• [REQUIREMENT]
Wherever a line in the records below contains "System", copy that line.
Segment Start: INPUT DATA
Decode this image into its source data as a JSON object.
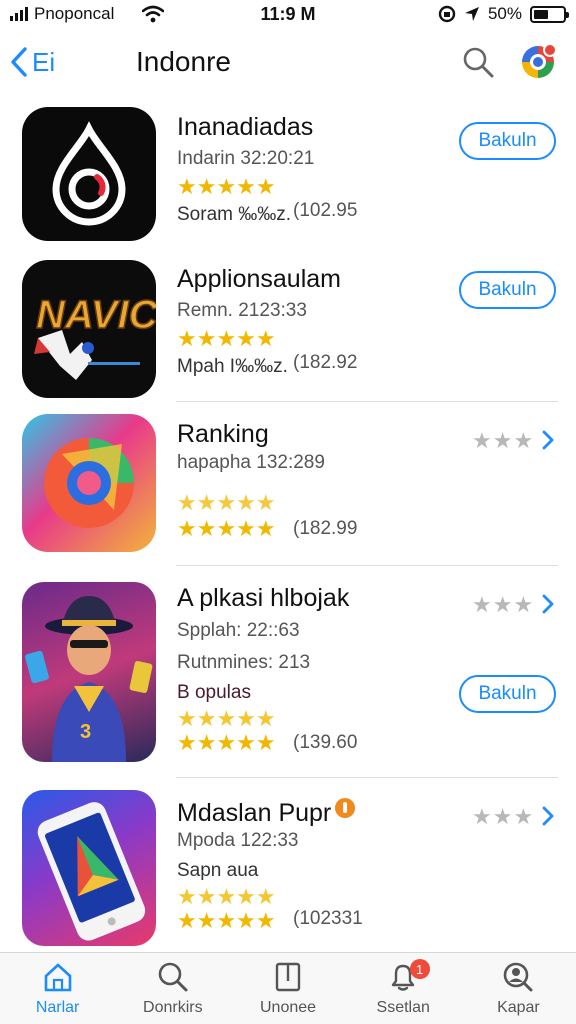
{
  "status_bar": {
    "carrier": "Pnoponcal",
    "time": "11:9 M",
    "battery_text": "50%",
    "battery_level": 0.5
  },
  "nav": {
    "back_label": "Ei",
    "title": "Indonre"
  },
  "colors": {
    "accent": "#1a8cff",
    "star_gold": "#f2b800",
    "star_grey": "#b8b8b8",
    "badge_red": "#f04a3a",
    "badge_orange": "#f08a1c"
  },
  "apps": [
    {
      "name": "Inanadiadas",
      "line1": "Indarin 32:20:21",
      "stars": "★★★★★",
      "line2": "Soram ‰‰z.",
      "count": "(102.95",
      "button": "Bakuln",
      "icon": "droplet-ring-icon"
    },
    {
      "name": "Applionsaulam",
      "line1": "Remn. 2123:33",
      "stars": "★★★★★",
      "line2": "Mpah I‰‰z.",
      "count": "(182.92",
      "button": "Bakuln",
      "icon": "game-logo-icon"
    },
    {
      "name": "Ranking",
      "line1": "hapapha 132:289",
      "stars_top": "★★★★★",
      "stars": "★★★★★",
      "count": "(182.99",
      "grey_stars": "★★★",
      "icon": "colorful-swirl-icon"
    },
    {
      "name": "A plkasi hlbojak",
      "line1": "Spplah: 22::63",
      "line2": "Rutnmines: 213",
      "line3": "B opulas",
      "stars_top": "★★★★★",
      "stars": "★★★★★",
      "count": "(139.60",
      "grey_stars": "★★★",
      "button": "Bakuln",
      "icon": "character-hat-icon"
    },
    {
      "name": "Mdaslan Pupr",
      "line1": "Mpoda 122:33",
      "line2": "Sapn aua",
      "stars_top": "★★★★★",
      "stars": "★★★★★",
      "count": "(102331",
      "grey_stars": "★★★",
      "icon": "phone-icon"
    }
  ],
  "tabs": [
    {
      "label": "Narlar",
      "icon": "home-icon"
    },
    {
      "label": "Donrkirs",
      "icon": "search-icon"
    },
    {
      "label": "Unonee",
      "icon": "book-icon"
    },
    {
      "label": "Ssetlan",
      "icon": "bell-icon",
      "badge": "1"
    },
    {
      "label": "Kapar",
      "icon": "profile-search-icon"
    }
  ]
}
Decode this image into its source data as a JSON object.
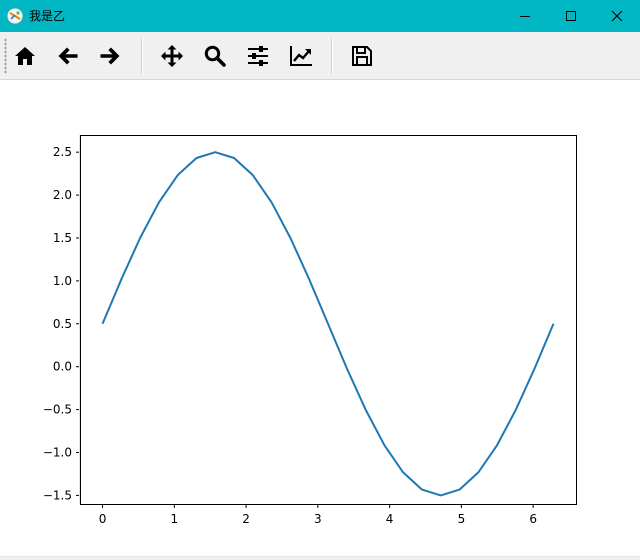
{
  "window": {
    "title": "我是乙",
    "controls": {
      "minimize": "minimize",
      "maximize": "maximize",
      "close": "close"
    }
  },
  "toolbar": {
    "buttons": [
      {
        "name": "home",
        "icon": "home-icon"
      },
      {
        "name": "back",
        "icon": "arrow-left-icon"
      },
      {
        "name": "forward",
        "icon": "arrow-right-icon"
      },
      {
        "name": "pan",
        "icon": "move-icon"
      },
      {
        "name": "zoom",
        "icon": "magnifier-icon"
      },
      {
        "name": "configure-subplots",
        "icon": "sliders-icon"
      },
      {
        "name": "edit-axis",
        "icon": "chart-line-icon"
      },
      {
        "name": "save",
        "icon": "floppy-disk-icon"
      }
    ]
  },
  "chart_data": {
    "type": "line",
    "title": "",
    "xlabel": "",
    "ylabel": "",
    "xlim": [
      -0.314,
      6.597
    ],
    "ylim": [
      -1.6,
      2.7
    ],
    "x_ticks": [
      0,
      1,
      2,
      3,
      4,
      5,
      6
    ],
    "x_tick_labels": [
      "0",
      "1",
      "2",
      "3",
      "4",
      "5",
      "6"
    ],
    "y_ticks": [
      2.5,
      2.0,
      1.5,
      1.0,
      0.5,
      0.0,
      -0.5,
      -1.0,
      -1.5
    ],
    "y_tick_labels": [
      "2.5",
      "2.0",
      "1.5",
      "1.0",
      "0.5",
      "0.0",
      "−0.5",
      "−1.0",
      "−1.5"
    ],
    "series": [
      {
        "color": "#1f77b4",
        "x": [
          0,
          0.2618,
          0.5236,
          0.7854,
          1.0472,
          1.309,
          1.5708,
          1.8326,
          2.0944,
          2.3562,
          2.618,
          2.8798,
          3.1416,
          3.4034,
          3.6652,
          3.927,
          4.1888,
          4.4506,
          4.7124,
          4.9742,
          5.236,
          5.4978,
          5.7596,
          6.0214,
          6.2832
        ],
        "y": [
          0.5,
          1.018,
          1.5,
          1.914,
          2.232,
          2.432,
          2.5,
          2.432,
          2.232,
          1.914,
          1.5,
          1.018,
          0.5,
          -0.018,
          -0.5,
          -0.914,
          -1.232,
          -1.432,
          -1.5,
          -1.432,
          -1.232,
          -0.914,
          -0.5,
          -0.018,
          0.5
        ]
      }
    ],
    "grid": false,
    "highlight_color": "#ffff00"
  }
}
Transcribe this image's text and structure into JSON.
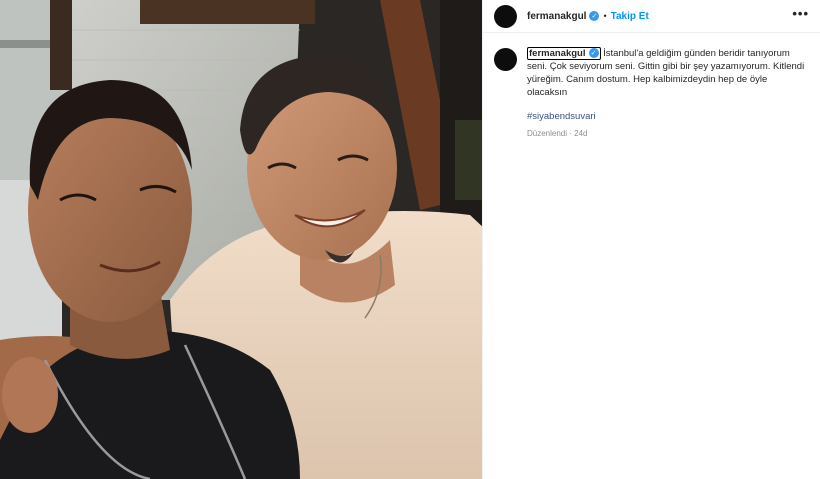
{
  "post": {
    "username": "fermanakgul",
    "follow_label": "Takip Et",
    "separator": "•",
    "more_label": "•••",
    "verified_mark": "✓",
    "caption": {
      "username": "fermanakgul",
      "text": "İstanbul'a geldiğim günden beridir tanıyorum seni. Çok seviyorum seni. Gittin gibi bir şey yazamıyorum. Kitlendi yüreğim. Canım dostum. Hep kalbimizdeydin hep de öyle olacaksın",
      "hashtag": "#siyabendsuvari",
      "meta": "Düzenlendi · 24d"
    }
  },
  "colors": {
    "accent": "#0095f6",
    "hashtag": "#385185",
    "verified": "#3897f0"
  }
}
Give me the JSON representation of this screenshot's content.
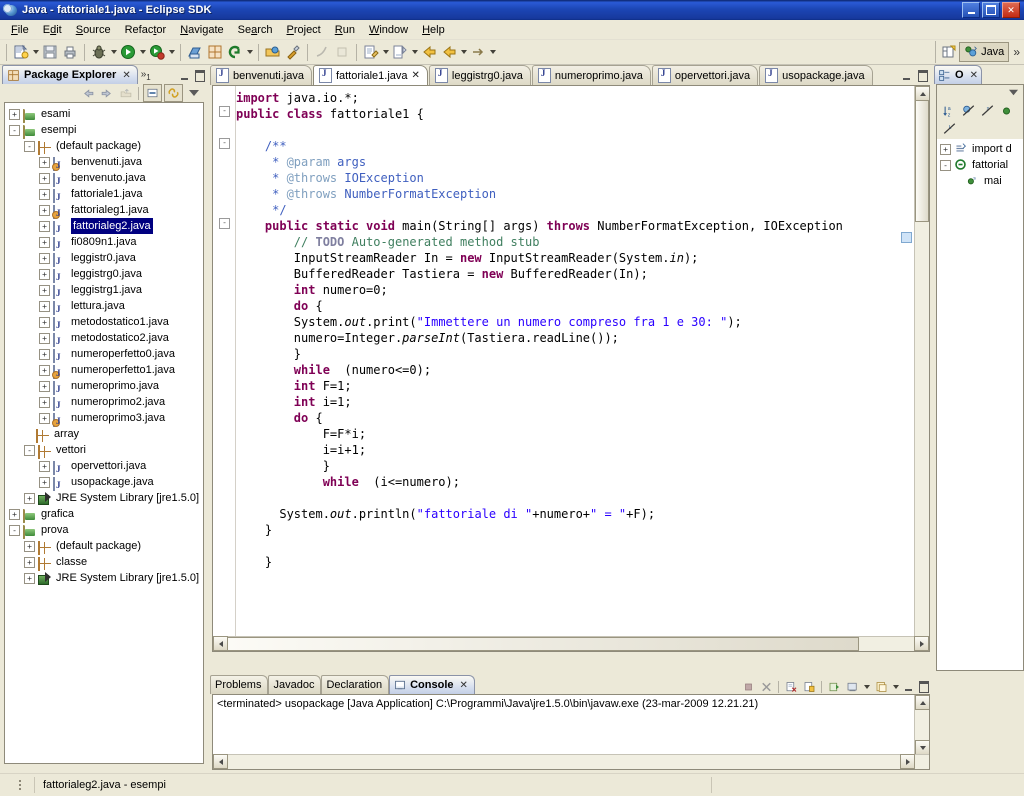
{
  "window": {
    "title": "Java - fattoriale1.java - Eclipse SDK",
    "icon": "eclipse-icon",
    "minimize": "minimize-button",
    "maximize": "maximize-button",
    "close": "close-button",
    "close_glyph": "✕"
  },
  "menubar": {
    "items": [
      {
        "label": "File",
        "mnemonic": "F"
      },
      {
        "label": "Edit",
        "mnemonic": "E"
      },
      {
        "label": "Source",
        "mnemonic": "S"
      },
      {
        "label": "Refactor",
        "mnemonic": "t"
      },
      {
        "label": "Navigate",
        "mnemonic": "N"
      },
      {
        "label": "Search",
        "mnemonic": "a"
      },
      {
        "label": "Project",
        "mnemonic": "P"
      },
      {
        "label": "Run",
        "mnemonic": "R"
      },
      {
        "label": "Window",
        "mnemonic": "W"
      },
      {
        "label": "Help",
        "mnemonic": "H"
      }
    ]
  },
  "toolbar": {
    "groups": [
      [
        "new-wizard-icon",
        "dropdown",
        "save-icon",
        "print-icon"
      ],
      [
        "debug-icon",
        "dropdown",
        "run-icon",
        "dropdown",
        "external-tools-icon",
        "dropdown"
      ],
      [
        "new-java-package-icon",
        "new-java-class-icon",
        "search-icon",
        "dropdown"
      ],
      [
        "open-type-icon",
        "build-all-icon"
      ],
      [
        "previous-annotation-icon",
        "next-annotation-icon"
      ],
      [
        "last-edit-location-icon",
        "dropdown",
        "next-edit-icon",
        "dropdown",
        "back-icon",
        "forward-icon",
        "dropdown",
        "forward-arrow-icon",
        "dropdown"
      ]
    ],
    "perspective": {
      "open_perspective": "open-perspective-icon",
      "active_label": "Java",
      "overflow": "»"
    }
  },
  "package_explorer": {
    "tab_label": "Package Explorer",
    "tab_icon": "package-explorer-icon",
    "tab_close": "✕",
    "overflow_label": "»",
    "overflow_count": "1",
    "toolbar": [
      "back-icon",
      "forward-icon",
      "up-icon",
      "collapse-all-icon",
      "link-with-editor-icon",
      "view-menu-icon"
    ],
    "tree": [
      {
        "indent": 0,
        "expander": "+",
        "icon": "project-icon",
        "label": "esami",
        "selected": false
      },
      {
        "indent": 0,
        "expander": "-",
        "icon": "project-icon",
        "label": "esempi",
        "selected": false
      },
      {
        "indent": 1,
        "expander": "-",
        "icon": "package-icon",
        "label": "(default package)",
        "selected": false
      },
      {
        "indent": 2,
        "expander": "+",
        "icon": "java-file-warning-icon",
        "label": "benvenuti.java",
        "selected": false
      },
      {
        "indent": 2,
        "expander": "+",
        "icon": "java-file-icon",
        "label": "benvenuto.java",
        "selected": false
      },
      {
        "indent": 2,
        "expander": "+",
        "icon": "java-file-icon",
        "label": "fattoriale1.java",
        "selected": false
      },
      {
        "indent": 2,
        "expander": "+",
        "icon": "java-file-warning-icon",
        "label": "fattorialeg1.java",
        "selected": false
      },
      {
        "indent": 2,
        "expander": "+",
        "icon": "java-file-icon",
        "label": "fattorialeg2.java",
        "selected": true
      },
      {
        "indent": 2,
        "expander": "+",
        "icon": "java-file-icon",
        "label": "fi0809n1.java",
        "selected": false
      },
      {
        "indent": 2,
        "expander": "+",
        "icon": "java-file-icon",
        "label": "leggistr0.java",
        "selected": false
      },
      {
        "indent": 2,
        "expander": "+",
        "icon": "java-file-icon",
        "label": "leggistrg0.java",
        "selected": false
      },
      {
        "indent": 2,
        "expander": "+",
        "icon": "java-file-icon",
        "label": "leggistrg1.java",
        "selected": false
      },
      {
        "indent": 2,
        "expander": "+",
        "icon": "java-file-icon",
        "label": "lettura.java",
        "selected": false
      },
      {
        "indent": 2,
        "expander": "+",
        "icon": "java-file-icon",
        "label": "metodostatico1.java",
        "selected": false
      },
      {
        "indent": 2,
        "expander": "+",
        "icon": "java-file-icon",
        "label": "metodostatico2.java",
        "selected": false
      },
      {
        "indent": 2,
        "expander": "+",
        "icon": "java-file-icon",
        "label": "numeroperfetto0.java",
        "selected": false
      },
      {
        "indent": 2,
        "expander": "+",
        "icon": "java-file-warning-icon",
        "label": "numeroperfetto1.java",
        "selected": false
      },
      {
        "indent": 2,
        "expander": "+",
        "icon": "java-file-icon",
        "label": "numeroprimo.java",
        "selected": false
      },
      {
        "indent": 2,
        "expander": "+",
        "icon": "java-file-icon",
        "label": "numeroprimo2.java",
        "selected": false
      },
      {
        "indent": 2,
        "expander": "+",
        "icon": "java-file-warning-icon",
        "label": "numeroprimo3.java",
        "selected": false
      },
      {
        "indent": 1,
        "expander": "",
        "icon": "package-empty-icon",
        "label": "array",
        "selected": false
      },
      {
        "indent": 1,
        "expander": "-",
        "icon": "package-icon",
        "label": "vettori",
        "selected": false
      },
      {
        "indent": 2,
        "expander": "+",
        "icon": "java-file-icon",
        "label": "opervettori.java",
        "selected": false
      },
      {
        "indent": 2,
        "expander": "+",
        "icon": "java-file-icon",
        "label": "usopackage.java",
        "selected": false
      },
      {
        "indent": 1,
        "expander": "+",
        "icon": "jre-library-icon",
        "label": "JRE System Library [jre1.5.0]",
        "selected": false
      },
      {
        "indent": 0,
        "expander": "+",
        "icon": "project-icon",
        "label": "grafica",
        "selected": false
      },
      {
        "indent": 0,
        "expander": "-",
        "icon": "project-icon",
        "label": "prova",
        "selected": false
      },
      {
        "indent": 1,
        "expander": "+",
        "icon": "package-empty-icon",
        "label": "(default package)",
        "selected": false
      },
      {
        "indent": 1,
        "expander": "+",
        "icon": "package-icon",
        "label": "classe",
        "selected": false
      },
      {
        "indent": 1,
        "expander": "+",
        "icon": "jre-library-icon",
        "label": "JRE System Library [jre1.5.0]",
        "selected": false
      }
    ]
  },
  "editor": {
    "tabs": [
      {
        "label": "benvenuti.java",
        "active": false,
        "closable": false
      },
      {
        "label": "fattoriale1.java",
        "active": true,
        "closable": true,
        "close_glyph": "✕"
      },
      {
        "label": "leggistrg0.java",
        "active": false,
        "closable": false
      },
      {
        "label": "numeroprimo.java",
        "active": false,
        "closable": false
      },
      {
        "label": "opervettori.java",
        "active": false,
        "closable": false
      },
      {
        "label": "usopackage.java",
        "active": false,
        "closable": false
      }
    ],
    "code_lines": [
      [
        {
          "t": "import",
          "c": "kw"
        },
        {
          "t": " java.io.*;",
          "c": ""
        }
      ],
      [
        {
          "t": "public class",
          "c": "kw"
        },
        {
          "t": " fattoriale1 {",
          "c": ""
        }
      ],
      [],
      [
        {
          "t": "    /**",
          "c": "jdoc"
        }
      ],
      [
        {
          "t": "     * ",
          "c": "jdoc"
        },
        {
          "t": "@param",
          "c": "jdoctag"
        },
        {
          "t": " args",
          "c": "jdoc"
        }
      ],
      [
        {
          "t": "     * ",
          "c": "jdoc"
        },
        {
          "t": "@throws",
          "c": "jdoctag"
        },
        {
          "t": " IOException",
          "c": "jdoc"
        }
      ],
      [
        {
          "t": "     * ",
          "c": "jdoc"
        },
        {
          "t": "@throws",
          "c": "jdoctag"
        },
        {
          "t": " NumberFormatException",
          "c": "jdoc"
        }
      ],
      [
        {
          "t": "     */",
          "c": "jdoc"
        }
      ],
      [
        {
          "t": "    ",
          "c": ""
        },
        {
          "t": "public static void",
          "c": "kw"
        },
        {
          "t": " main(String[] args) ",
          "c": ""
        },
        {
          "t": "throws",
          "c": "kw"
        },
        {
          "t": " NumberFormatException, IOException",
          "c": ""
        }
      ],
      [
        {
          "t": "        ",
          "c": ""
        },
        {
          "t": "// ",
          "c": "cmt"
        },
        {
          "t": "TODO",
          "c": "todo"
        },
        {
          "t": " Auto-generated method stub",
          "c": "cmt"
        }
      ],
      [
        {
          "t": "        InputStreamReader In = ",
          "c": ""
        },
        {
          "t": "new",
          "c": "kw"
        },
        {
          "t": " InputStreamReader(System.",
          "c": ""
        },
        {
          "t": "in",
          "c": "stat"
        },
        {
          "t": ");",
          "c": ""
        }
      ],
      [
        {
          "t": "        BufferedReader Tastiera = ",
          "c": ""
        },
        {
          "t": "new",
          "c": "kw"
        },
        {
          "t": " BufferedReader(In);",
          "c": ""
        }
      ],
      [
        {
          "t": "        ",
          "c": ""
        },
        {
          "t": "int",
          "c": "kw"
        },
        {
          "t": " numero=0;",
          "c": ""
        }
      ],
      [
        {
          "t": "        ",
          "c": ""
        },
        {
          "t": "do",
          "c": "kw"
        },
        {
          "t": " {",
          "c": ""
        }
      ],
      [
        {
          "t": "        System.",
          "c": ""
        },
        {
          "t": "out",
          "c": "stat"
        },
        {
          "t": ".print(",
          "c": ""
        },
        {
          "t": "\"Immettere un numero compreso fra 1 e 30: \"",
          "c": "str"
        },
        {
          "t": ");",
          "c": ""
        }
      ],
      [
        {
          "t": "        numero=Integer.",
          "c": ""
        },
        {
          "t": "parseInt",
          "c": "stat"
        },
        {
          "t": "(Tastiera.readLine());",
          "c": ""
        }
      ],
      [
        {
          "t": "        }",
          "c": ""
        }
      ],
      [
        {
          "t": "        ",
          "c": ""
        },
        {
          "t": "while",
          "c": "kw"
        },
        {
          "t": "  (numero<=0);",
          "c": ""
        }
      ],
      [
        {
          "t": "        ",
          "c": ""
        },
        {
          "t": "int",
          "c": "kw"
        },
        {
          "t": " F=1;",
          "c": ""
        }
      ],
      [
        {
          "t": "        ",
          "c": ""
        },
        {
          "t": "int",
          "c": "kw"
        },
        {
          "t": " i=1;",
          "c": ""
        }
      ],
      [
        {
          "t": "        ",
          "c": ""
        },
        {
          "t": "do",
          "c": "kw"
        },
        {
          "t": " {",
          "c": ""
        }
      ],
      [
        {
          "t": "            F=F*i;",
          "c": ""
        }
      ],
      [
        {
          "t": "            i=i+1;",
          "c": ""
        }
      ],
      [
        {
          "t": "            }",
          "c": ""
        }
      ],
      [
        {
          "t": "            ",
          "c": ""
        },
        {
          "t": "while",
          "c": "kw"
        },
        {
          "t": "  (i<=numero);",
          "c": ""
        }
      ],
      [],
      [
        {
          "t": "      System.",
          "c": ""
        },
        {
          "t": "out",
          "c": "stat"
        },
        {
          "t": ".println(",
          "c": ""
        },
        {
          "t": "\"fattoriale di \"",
          "c": "str"
        },
        {
          "t": "+numero+",
          "c": ""
        },
        {
          "t": "\" = \"",
          "c": "str"
        },
        {
          "t": "+F);",
          "c": ""
        }
      ],
      [
        {
          "t": "    }",
          "c": ""
        }
      ],
      [],
      [
        {
          "t": "    }",
          "c": ""
        }
      ]
    ],
    "folding_markers": [
      {
        "line": 1,
        "glyph": "-"
      },
      {
        "line": 3,
        "glyph": "-"
      },
      {
        "line": 8,
        "glyph": "-"
      }
    ]
  },
  "outline": {
    "tab_label": "O",
    "tab_close": "✕",
    "tab_icon": "outline-icon",
    "toolbar": [
      "sort-icon",
      "hide-fields-icon",
      "hide-static-icon",
      "hide-nonpublic-icon",
      "hide-local-types-icon"
    ],
    "menu_icon": "view-menu-icon",
    "tree": [
      {
        "indent": 0,
        "expander": "+",
        "icon": "import-container-icon",
        "label": "import d"
      },
      {
        "indent": 0,
        "expander": "-",
        "icon": "class-icon",
        "label": "fattorial"
      },
      {
        "indent": 1,
        "expander": "",
        "icon": "method-public-static-icon",
        "label": "mai"
      }
    ]
  },
  "console": {
    "tabs": [
      {
        "label": "Problems",
        "active": false,
        "icon": "",
        "closable": false
      },
      {
        "label": "Javadoc",
        "active": false,
        "icon": "",
        "closable": false
      },
      {
        "label": "Declaration",
        "active": false,
        "icon": "",
        "closable": false
      },
      {
        "label": "Console",
        "active": true,
        "icon": "console-icon",
        "closable": true,
        "close_glyph": "✕"
      }
    ],
    "toolbar": [
      "terminate-icon",
      "remove-launch-icon",
      "remove-all-icon",
      "clear-console-icon",
      "scroll-lock-icon",
      "pin-console-icon",
      "display-selected-console-icon",
      "open-console-icon"
    ],
    "output": "<terminated> usopackage [Java Application] C:\\Programmi\\Java\\jre1.5.0\\bin\\javaw.exe (23-mar-2009 12.21.21)"
  },
  "statusbar": {
    "text": "fattorialeg2.java - esempi"
  },
  "colors": {
    "titlebar_blue": "#0a246a",
    "chrome": "#ece9d8",
    "keyword": "#7f0055",
    "string": "#2a00ff",
    "comment": "#3f7f5f",
    "javadoc": "#3f5fbf",
    "selection": "#000080",
    "editor_bg": "#ffffff"
  }
}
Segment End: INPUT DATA
• [ANSWER]
        "label": "JRE System Library [jre1.5.0]",
        "label": "JRE System Library [jre1.5.0]",
          "t": " InputStreamReader(System.",
          "t": "        System.",
          "t": "      System.",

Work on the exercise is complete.